For parents who dread taking their children for a flu shot because they fear getting shots, help may be on the way.
A recent pilot study done by Sansum Clinic doctors showed that patients who viewed ocean scenes through virtual reality (VR) goggles felt less stress than those who received their shots without the high-tech glasses.
The pilot study conducted in September and November of 2016 at Sansum Clinic locations in Santa Barbara and Lompoc, CA compared children who used VR goggles during vaccination to those who received their vaccine in the traditional fashion. Out of 244 children, 112 used Turbot 3D virtual reality goggles when receiving their seasonal flu shot. Those using the VR goggles reported 48 percent less pain than those without them. Surveyed parents whose children used the VR goggles during the vaccinations noted their sons or daughters experienced 48 percent less pain and 52 percent less fear. Sansum Clinic staff reported that children who used the VR goggles had 75 percent less pain, and exhibited 71 percent less fear.

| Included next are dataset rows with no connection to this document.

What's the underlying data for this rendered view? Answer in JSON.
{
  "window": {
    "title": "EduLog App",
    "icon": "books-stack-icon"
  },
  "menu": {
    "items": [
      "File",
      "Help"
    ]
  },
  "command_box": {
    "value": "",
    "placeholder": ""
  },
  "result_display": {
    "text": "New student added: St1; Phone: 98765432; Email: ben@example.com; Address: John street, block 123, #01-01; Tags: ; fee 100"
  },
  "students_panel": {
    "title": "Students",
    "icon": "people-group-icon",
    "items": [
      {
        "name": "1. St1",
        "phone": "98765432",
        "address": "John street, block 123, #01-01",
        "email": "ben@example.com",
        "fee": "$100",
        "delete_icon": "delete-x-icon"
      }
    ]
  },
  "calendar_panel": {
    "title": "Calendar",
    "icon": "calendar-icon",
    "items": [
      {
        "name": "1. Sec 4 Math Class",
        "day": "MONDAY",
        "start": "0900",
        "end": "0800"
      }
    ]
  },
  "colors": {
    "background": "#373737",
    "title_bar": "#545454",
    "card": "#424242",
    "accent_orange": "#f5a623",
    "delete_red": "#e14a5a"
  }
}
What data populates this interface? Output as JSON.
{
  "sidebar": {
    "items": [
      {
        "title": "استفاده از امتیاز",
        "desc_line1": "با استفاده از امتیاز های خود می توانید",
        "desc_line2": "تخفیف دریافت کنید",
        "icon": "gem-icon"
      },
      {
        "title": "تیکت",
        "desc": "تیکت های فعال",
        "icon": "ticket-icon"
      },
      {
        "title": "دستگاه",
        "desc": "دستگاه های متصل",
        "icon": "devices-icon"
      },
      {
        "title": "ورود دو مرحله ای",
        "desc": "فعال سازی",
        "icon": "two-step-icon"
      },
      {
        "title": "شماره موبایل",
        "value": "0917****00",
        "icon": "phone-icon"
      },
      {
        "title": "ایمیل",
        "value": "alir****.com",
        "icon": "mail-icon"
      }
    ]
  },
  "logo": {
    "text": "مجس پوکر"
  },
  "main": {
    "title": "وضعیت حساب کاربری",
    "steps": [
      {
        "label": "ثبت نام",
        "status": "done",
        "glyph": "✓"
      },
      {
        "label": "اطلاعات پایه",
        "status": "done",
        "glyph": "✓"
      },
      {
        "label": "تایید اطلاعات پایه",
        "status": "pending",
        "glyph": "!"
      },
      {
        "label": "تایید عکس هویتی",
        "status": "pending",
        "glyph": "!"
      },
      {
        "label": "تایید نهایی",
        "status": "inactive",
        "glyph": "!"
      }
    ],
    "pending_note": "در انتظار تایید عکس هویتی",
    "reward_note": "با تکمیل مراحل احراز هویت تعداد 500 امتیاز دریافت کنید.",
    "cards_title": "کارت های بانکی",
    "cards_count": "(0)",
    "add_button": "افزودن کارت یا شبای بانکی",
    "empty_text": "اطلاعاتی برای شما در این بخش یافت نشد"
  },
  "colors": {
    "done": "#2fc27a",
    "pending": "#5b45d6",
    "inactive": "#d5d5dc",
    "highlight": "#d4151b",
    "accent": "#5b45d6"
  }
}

“We were fairly impressed with the numbers. They definitely show that the VR goggles facilitated the vaccination process for kids, parents and staff,” says Dr. Mark Silverberg, Sansum Clinic pediatric ophthalmologist.
The genesis of the practice enhancement project occurred when Dr. Silverberg noticed frequent apprehension in young patients who connected visiting any medical office with painful shots. All too often he would be asked by a crying toddler, “Am I getting a shot today?” He discussed the problem with his 15-year-old daughter, Zoe who suggested the use of virtual reality goggles as a possible solution. The father-daughter team brought their idea to Dr. John LaPuma, a board certified internist and proponent of exercising in nature for stress reduction.
The three endeavored the pilot project together.
A study recently published by the American Academy of Pediatrics examined the reasons for vaccine delays and found that 3/4 of surveyed doctors said parents postponed shots over concerns about discomfort.
The consequences of putting off shots are serious, according to Dr. Silverberg. “It’s a shame to think of kids going unvaccinated simply because of the stress. We were looking for a simple, inexpensive remedy,” he explains. The physician and father of three, who has been recognized repeatedly by Castle Connelly as one of America’s Top Doctors, will present the results of the pilot project at the World Summit of Pediatrics in Rome in June of 2017.